Report every line below that has the string "name" in it.

┌─ Exercise data

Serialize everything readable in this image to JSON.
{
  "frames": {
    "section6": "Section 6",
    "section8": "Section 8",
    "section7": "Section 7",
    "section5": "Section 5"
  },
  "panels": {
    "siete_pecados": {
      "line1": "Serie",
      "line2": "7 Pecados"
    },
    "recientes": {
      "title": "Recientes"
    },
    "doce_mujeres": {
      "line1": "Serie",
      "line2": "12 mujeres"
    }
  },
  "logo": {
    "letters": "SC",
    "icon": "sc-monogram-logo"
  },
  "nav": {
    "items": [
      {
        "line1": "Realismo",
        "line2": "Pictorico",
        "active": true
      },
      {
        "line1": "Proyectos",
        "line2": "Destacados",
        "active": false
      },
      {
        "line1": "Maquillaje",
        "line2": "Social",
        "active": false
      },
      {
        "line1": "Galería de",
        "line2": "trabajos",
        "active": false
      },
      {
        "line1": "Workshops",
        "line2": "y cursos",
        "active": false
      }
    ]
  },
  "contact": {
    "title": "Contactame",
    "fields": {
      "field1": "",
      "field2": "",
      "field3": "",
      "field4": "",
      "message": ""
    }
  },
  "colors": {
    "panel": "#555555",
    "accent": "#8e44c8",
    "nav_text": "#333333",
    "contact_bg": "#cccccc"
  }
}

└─
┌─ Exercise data

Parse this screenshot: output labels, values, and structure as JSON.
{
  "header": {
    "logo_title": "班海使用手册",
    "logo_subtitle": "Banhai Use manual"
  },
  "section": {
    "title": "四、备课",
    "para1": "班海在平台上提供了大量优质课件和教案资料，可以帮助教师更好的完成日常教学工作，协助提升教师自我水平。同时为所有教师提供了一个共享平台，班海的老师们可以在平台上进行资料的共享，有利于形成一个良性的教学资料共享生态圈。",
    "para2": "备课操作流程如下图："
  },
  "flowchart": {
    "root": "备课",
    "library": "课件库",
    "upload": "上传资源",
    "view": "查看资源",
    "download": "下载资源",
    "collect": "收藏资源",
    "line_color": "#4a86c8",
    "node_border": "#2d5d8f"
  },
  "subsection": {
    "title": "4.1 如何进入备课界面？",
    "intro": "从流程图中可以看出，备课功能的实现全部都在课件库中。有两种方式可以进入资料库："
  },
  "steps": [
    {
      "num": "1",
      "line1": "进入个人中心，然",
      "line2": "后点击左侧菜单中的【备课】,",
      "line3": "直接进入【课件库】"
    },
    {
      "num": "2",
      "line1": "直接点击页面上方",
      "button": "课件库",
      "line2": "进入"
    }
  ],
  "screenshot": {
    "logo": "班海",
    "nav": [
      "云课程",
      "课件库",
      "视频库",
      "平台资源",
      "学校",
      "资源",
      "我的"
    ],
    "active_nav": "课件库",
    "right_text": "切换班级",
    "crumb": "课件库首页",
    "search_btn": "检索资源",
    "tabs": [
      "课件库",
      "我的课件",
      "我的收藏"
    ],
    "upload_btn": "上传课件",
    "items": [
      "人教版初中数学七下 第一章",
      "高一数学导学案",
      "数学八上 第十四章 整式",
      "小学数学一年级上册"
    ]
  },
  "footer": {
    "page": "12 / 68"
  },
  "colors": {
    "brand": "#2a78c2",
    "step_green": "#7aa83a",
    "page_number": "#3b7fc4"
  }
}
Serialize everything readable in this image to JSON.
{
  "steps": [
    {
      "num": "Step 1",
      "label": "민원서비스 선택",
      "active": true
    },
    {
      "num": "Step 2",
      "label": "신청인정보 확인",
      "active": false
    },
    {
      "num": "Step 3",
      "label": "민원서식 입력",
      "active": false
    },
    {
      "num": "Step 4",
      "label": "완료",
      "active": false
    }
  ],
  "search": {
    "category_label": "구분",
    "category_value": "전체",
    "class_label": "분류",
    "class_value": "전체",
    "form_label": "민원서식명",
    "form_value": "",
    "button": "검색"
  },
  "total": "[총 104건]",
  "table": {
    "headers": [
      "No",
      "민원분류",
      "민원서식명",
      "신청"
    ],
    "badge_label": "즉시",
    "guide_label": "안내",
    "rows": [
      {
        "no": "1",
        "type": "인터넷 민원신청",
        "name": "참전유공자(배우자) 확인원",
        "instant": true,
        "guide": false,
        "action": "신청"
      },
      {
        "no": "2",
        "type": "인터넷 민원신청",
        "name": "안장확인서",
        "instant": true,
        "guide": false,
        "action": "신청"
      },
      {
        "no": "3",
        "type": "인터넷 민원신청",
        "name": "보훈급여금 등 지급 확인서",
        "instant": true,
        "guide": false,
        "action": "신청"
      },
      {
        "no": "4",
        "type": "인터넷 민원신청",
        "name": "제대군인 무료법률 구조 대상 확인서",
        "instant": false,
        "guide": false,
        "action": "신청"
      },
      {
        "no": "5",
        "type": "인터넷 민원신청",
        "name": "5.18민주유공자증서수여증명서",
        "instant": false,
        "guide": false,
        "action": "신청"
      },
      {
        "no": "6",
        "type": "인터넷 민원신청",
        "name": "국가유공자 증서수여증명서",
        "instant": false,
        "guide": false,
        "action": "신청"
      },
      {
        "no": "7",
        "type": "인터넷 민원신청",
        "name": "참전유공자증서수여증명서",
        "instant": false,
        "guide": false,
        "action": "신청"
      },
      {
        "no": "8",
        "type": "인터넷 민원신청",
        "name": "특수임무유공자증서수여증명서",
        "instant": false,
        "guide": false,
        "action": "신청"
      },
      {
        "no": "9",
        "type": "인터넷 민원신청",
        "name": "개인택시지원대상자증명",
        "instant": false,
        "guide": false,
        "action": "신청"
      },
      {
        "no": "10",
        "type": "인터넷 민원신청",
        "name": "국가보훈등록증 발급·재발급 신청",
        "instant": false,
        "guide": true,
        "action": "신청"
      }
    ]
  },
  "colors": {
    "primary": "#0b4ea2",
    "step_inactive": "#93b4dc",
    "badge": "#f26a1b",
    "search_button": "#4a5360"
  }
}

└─

**Task response**
        "name": "참전유공자(배우자) 확인원",
        "name": "안장확인서",
        "name": "보훈급여금 등 지급 확인서",
        "name": "제대군인 무료법률 구조 대상 확인서",
        "name": "5.18민주유공자증서수여증명서",
        "name": "국가유공자 증서수여증명서",
        "name": "참전유공자증서수여증명서",
        "name": "특수임무유공자증서수여증명서",
        "name": "개인택시지원대상자증명",
        "name": "국가보훈등록증 발급·재발급 신청",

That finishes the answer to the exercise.